#### [DESCRIPTION OF THE TASK]
Could you report every line of the listing below that holds the word "person"?

#### [RECORDS FOR THIS EXERCISE]
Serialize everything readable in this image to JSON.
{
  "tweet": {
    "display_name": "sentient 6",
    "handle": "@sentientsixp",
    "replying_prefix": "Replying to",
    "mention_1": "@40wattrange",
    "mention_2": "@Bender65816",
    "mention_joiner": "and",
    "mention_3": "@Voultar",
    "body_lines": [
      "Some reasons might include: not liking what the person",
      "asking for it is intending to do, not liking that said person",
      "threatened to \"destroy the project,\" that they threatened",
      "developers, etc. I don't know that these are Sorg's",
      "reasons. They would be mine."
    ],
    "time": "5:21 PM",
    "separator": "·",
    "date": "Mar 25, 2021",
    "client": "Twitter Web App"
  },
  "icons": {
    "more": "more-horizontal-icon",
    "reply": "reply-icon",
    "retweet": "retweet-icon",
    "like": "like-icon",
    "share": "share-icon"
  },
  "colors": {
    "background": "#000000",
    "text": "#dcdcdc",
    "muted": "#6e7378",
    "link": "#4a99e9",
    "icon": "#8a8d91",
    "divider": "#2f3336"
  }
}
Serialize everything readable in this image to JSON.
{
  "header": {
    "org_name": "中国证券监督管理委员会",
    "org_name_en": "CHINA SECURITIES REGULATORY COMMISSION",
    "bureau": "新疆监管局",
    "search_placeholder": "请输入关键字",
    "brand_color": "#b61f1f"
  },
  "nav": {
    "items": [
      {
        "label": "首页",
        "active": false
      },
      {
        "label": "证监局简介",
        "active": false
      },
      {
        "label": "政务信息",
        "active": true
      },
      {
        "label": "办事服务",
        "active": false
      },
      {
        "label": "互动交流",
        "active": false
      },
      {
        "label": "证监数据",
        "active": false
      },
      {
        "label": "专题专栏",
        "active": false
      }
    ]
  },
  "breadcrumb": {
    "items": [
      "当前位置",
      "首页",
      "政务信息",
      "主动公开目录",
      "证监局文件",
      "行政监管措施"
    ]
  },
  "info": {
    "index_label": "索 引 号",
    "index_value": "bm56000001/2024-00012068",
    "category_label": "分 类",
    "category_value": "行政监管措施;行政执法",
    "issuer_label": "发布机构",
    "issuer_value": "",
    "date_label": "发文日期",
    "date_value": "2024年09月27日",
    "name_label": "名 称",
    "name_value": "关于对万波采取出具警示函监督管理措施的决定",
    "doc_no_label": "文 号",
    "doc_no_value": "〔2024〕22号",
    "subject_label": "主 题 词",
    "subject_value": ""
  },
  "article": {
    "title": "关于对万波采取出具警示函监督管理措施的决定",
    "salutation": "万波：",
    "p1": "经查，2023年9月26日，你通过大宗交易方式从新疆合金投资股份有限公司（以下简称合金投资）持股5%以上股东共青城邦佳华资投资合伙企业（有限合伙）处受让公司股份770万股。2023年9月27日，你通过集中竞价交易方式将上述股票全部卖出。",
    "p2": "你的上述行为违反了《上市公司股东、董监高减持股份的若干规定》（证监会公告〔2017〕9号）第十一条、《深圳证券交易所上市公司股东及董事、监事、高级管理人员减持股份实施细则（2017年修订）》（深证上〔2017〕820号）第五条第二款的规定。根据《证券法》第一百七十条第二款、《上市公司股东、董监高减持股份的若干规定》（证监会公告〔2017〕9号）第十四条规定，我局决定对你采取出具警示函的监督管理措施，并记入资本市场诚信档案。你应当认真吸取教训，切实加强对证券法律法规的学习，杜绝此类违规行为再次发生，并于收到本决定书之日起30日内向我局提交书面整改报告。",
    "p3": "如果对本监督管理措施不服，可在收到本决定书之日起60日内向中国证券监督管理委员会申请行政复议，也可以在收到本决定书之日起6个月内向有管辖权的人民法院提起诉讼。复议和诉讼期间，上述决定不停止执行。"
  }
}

#### [RESULT OF THE TASK]
      "Some reasons might include: not liking what the person",
      "asking for it is intending to do, not liking that said person",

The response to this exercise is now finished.